ENTRIES SUPPLIED:

^^^^

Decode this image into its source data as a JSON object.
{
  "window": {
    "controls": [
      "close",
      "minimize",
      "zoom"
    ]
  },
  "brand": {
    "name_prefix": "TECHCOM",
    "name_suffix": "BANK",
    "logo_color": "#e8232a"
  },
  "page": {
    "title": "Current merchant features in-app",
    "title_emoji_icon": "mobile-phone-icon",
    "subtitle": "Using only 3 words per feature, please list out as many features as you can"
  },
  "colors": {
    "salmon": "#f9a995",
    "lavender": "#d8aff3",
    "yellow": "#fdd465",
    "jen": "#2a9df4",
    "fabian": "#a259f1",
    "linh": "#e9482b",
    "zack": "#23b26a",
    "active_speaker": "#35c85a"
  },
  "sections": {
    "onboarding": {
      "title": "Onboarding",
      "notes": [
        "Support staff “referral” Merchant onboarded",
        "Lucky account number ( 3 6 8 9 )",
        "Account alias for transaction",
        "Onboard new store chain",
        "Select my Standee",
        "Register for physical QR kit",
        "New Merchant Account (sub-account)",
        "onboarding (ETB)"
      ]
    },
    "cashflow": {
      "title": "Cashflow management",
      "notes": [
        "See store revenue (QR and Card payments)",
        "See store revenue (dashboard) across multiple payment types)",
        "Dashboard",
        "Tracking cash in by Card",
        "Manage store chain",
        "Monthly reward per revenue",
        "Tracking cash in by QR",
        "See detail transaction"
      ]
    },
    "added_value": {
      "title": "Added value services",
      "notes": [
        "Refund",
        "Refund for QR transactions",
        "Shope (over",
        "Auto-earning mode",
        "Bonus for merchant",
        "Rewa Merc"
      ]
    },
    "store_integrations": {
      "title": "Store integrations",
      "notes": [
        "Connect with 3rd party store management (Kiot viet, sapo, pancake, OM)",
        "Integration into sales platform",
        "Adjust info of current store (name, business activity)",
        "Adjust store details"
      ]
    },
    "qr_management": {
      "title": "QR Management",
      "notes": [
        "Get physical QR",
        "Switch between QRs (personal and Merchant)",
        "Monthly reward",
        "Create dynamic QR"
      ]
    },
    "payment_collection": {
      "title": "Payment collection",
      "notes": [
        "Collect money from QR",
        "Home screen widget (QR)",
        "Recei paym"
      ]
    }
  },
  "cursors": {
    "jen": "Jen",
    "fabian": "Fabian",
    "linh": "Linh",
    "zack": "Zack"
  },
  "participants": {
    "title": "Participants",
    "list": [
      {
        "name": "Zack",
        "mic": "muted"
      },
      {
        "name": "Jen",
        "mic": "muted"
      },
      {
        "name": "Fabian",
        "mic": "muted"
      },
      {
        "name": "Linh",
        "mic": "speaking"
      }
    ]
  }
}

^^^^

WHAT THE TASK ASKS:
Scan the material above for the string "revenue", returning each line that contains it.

TASK ANSWER:
        "See store revenue (QR and Card payments)",
        "See store revenue (dashboard) across multiple payment types)",
        "Monthly reward per revenue",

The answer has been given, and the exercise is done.